Dissertations, Theses, and Capstone Projects

Date of Degree


Document Type


Degree Name



Liberal Studies


Siona Wilson

Subject Categories

Contemporary Art | Modern Art and Architecture


Fernand Deligny (1913-1996) was a French thinker, writer, and social worker who dedicated his entire life to an abolitionist project of protecting “severely autistic” children from internment in mental asylums by allowing them to move freely through the mountains of Cévennes where he established a support network for neurodiverse children. He privileged children’s nonverbal state and let them “direct” the community.

This thesis aims to historicize the drawings made under the guidance of Fernand Deligny between the 1960s and 1980s. His drawing method of tracing children’s movement offered an unprecedented way of providing visibility to children with nonverbal autism, outside of the conventional treatment narratives. The use of art in Deligny’s approach provided an alternative to the prevailing techniques of his era, such as asylum internment, clinical treatments, or psychoanalysis. In contrast to the dominant methods of remedial intervention, Deligny’s visionary practice preceded disability advocacy by several decades.

This thesis insists on the importance of positioning Deligny’s work vis-à-vis the cultural production of his time despite its interdisciplinary nature and non-conformity to institutionalized art history. It traces unique interconnections and influences between art and radical psychiatry from the interwar to the postwar period in France. It focuses on the ways Surrealism and Situationism can inform our understanding of Deligny’s method, as these movements share affinities with it in their political and philosophical address and dehierarchized approach to culture. Moreover, the thesis explores the influence of Deligny’s drawing method on psychiatry, in particular the work of Deleuze and Guattari.
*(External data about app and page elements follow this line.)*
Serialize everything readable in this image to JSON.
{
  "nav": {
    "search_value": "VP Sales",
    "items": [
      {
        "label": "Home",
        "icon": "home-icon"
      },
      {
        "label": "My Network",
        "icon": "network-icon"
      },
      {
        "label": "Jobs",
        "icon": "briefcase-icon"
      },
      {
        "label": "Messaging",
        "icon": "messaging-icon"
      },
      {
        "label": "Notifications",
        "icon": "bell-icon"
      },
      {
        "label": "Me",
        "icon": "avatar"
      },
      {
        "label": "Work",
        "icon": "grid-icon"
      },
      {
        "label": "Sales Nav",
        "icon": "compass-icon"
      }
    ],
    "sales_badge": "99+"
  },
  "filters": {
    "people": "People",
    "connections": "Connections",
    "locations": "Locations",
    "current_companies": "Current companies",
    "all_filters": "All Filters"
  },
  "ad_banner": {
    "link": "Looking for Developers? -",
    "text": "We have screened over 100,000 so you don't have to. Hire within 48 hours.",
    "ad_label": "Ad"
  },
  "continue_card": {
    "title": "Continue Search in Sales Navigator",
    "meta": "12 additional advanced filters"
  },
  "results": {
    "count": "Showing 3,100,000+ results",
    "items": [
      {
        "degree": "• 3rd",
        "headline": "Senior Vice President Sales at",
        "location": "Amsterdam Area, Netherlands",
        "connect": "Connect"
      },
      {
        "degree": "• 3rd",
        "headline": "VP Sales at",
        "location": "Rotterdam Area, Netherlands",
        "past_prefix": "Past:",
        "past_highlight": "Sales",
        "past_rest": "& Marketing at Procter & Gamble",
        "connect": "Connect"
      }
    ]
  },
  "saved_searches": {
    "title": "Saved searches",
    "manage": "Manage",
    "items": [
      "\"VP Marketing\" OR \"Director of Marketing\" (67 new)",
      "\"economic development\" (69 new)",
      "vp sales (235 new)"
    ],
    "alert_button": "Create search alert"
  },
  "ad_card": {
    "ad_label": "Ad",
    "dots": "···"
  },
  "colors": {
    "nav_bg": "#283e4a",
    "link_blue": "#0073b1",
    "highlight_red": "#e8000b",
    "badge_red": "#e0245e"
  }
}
It argues that Deligny’s work can contribute to art history by offering a unique and unprecedented example of registering radical otherness, which in the discipline has been conventionally associated with appropriation of the states of the child, the mad, and “the primitive.” In contrast, in Deligny’s practice, the use of drawings instead of language attempted to produce non-hierarchical relations between autistic children and non-autistic adults.